What do we do? My lab is interested in signal transduction networks in plant cells, specifically, G-protein coupled pathways. The classical model for heterotrimeric G-protein coupling is shown in the figure. Briefly, G-protein coupled receptors have 7 transmembrane domains (brown lines in figure). The amino-terminal extension is extracellular and determines ligand specificity.
Ligand binding activates the associated G-protein complex by releasing activated Ga subunits (cyan in figure) and Gbg dimers (pink in figure) that target downstream effectors, typically enzymes (noted as E1 and E2 in the figure) that produce large amount of secondary messengers. The pathway turns itself off but this “powering down” can be accelerated by Regulators of G Signaling (RGS) proteins as shown (red starburst). The receptor causes the GDP bound to the Ga to exchange for GTP, thus you can think of this receptor as a guanine exchange factor (GEF). The RGS protein is a GTPase accelerating protein (GAP).
Why do we use Arabidopsis? Arabidopsis is a genetic model organism that has many similarities but also differences with mammalian cells? Arabidopsis uses G-coupled signaling but many features about it make it ideal as a model for G-protein signaling research. Unlike in humans where there are dozens or more genes encoding each component of the pathway shown in the figure, the Arabidopsis genome encodes a single canonical Gα, Gβ, and two Gγ subunits and only one RGS protein, ideal for genetically dissecting the role of the heterotrimeric G protein in cell responses.a
How do we do it? My lab takes forward and reverse genetic approaches to understand G protein coupled signaling in plant cells. We couple this with some specific biological context such as hormone or light induced growth and differentiation and include extensive biochemistry. We have shown that the single Arabidopsis G protein mediates plant cell proliferation. What we are focusing on now is what signals are coupled by this G protein and what are the receptors. We are interested in the structure that imparts the unique features of G signaling in Arabidopsis and applying these to signaling in mammals.

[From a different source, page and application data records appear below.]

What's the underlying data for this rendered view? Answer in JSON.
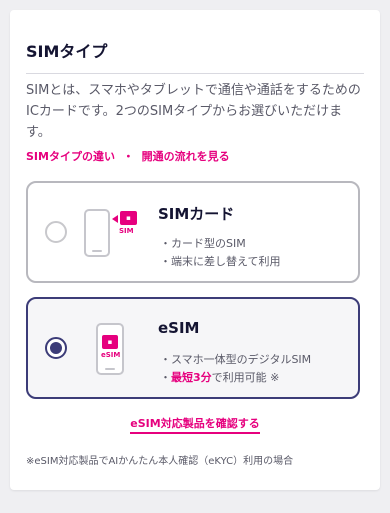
{
  "title": "SIMタイプ",
  "description": "SIMとは、スマホやタブレットで通信や通話をするためのICカードです。2つのSIMタイプからお選びいただけます。",
  "links": {
    "diff": "SIMタイプの違い",
    "sep": "・",
    "flow": "開通の流れを見る"
  },
  "options": [
    {
      "title": "SIMカード",
      "icon_label": "SIM",
      "feature1": "・カード型のSIM",
      "feature2": "・端末に差し替えて利用",
      "selected": false
    },
    {
      "title": "eSIM",
      "icon_label": "eSIM",
      "feature1": "・スマホ一体型のデジタルSIM",
      "feature2_prefix": "・",
      "feature2_highlight": "最短3分",
      "feature2_suffix": "で利用可能 ※",
      "selected": true
    }
  ],
  "check_link": "eSIM対応製品を確認する",
  "footnote": "※eSIM対応製品でAIかんたん本人確認（eKYC）利用の場合",
  "colors": {
    "accent": "#e6007e",
    "primary": "#3c3c78"
  }
}
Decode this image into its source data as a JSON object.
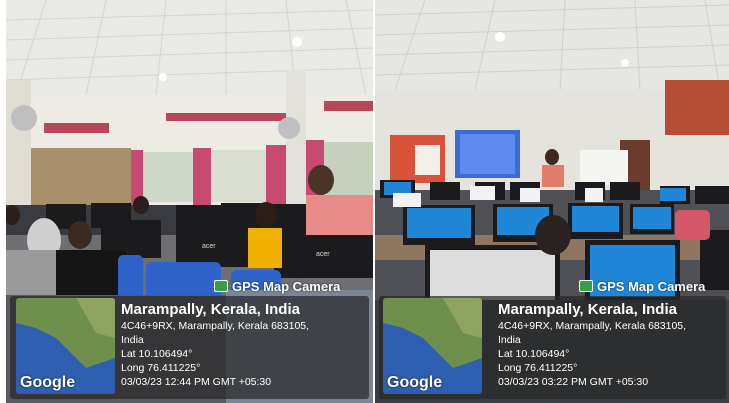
{
  "photos": [
    {
      "camera_label": "GPS Map Camera",
      "place": "Marampally, Kerala, India",
      "address": "4C46+9RX, Marampally, Kerala 683105,",
      "country": "India",
      "lat": "Lat 10.106494°",
      "long": "Long 76.411225°",
      "datetime": "03/03/23 12:44 PM GMT +05:30",
      "map_brand": "Google"
    },
    {
      "camera_label": "GPS Map Camera",
      "place": "Marampally, Kerala, India",
      "address": "4C46+9RX, Marampally, Kerala 683105,",
      "country": "India",
      "lat": "Lat 10.106494°",
      "long": "Long 76.411225°",
      "datetime": "03/03/23 03:22 PM GMT +05:30",
      "map_brand": "Google"
    }
  ],
  "monitor_brand": "acer",
  "colors": {
    "ceiling": "#e9e9e6",
    "wall": "#ecebe4",
    "curtain": "#c84a72",
    "monitor": "#1b1b1d",
    "chair": "#2f63c9",
    "screen_blue": "#1f86d8",
    "overlay": "#2d2d2d"
  }
}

The details, job opportunities, and resources. For more information about G proteins in plants and to meet the people involved in this research, see my lab web page. There, also, you will find a database about plant G-protein signaling and some tools for G-protein research.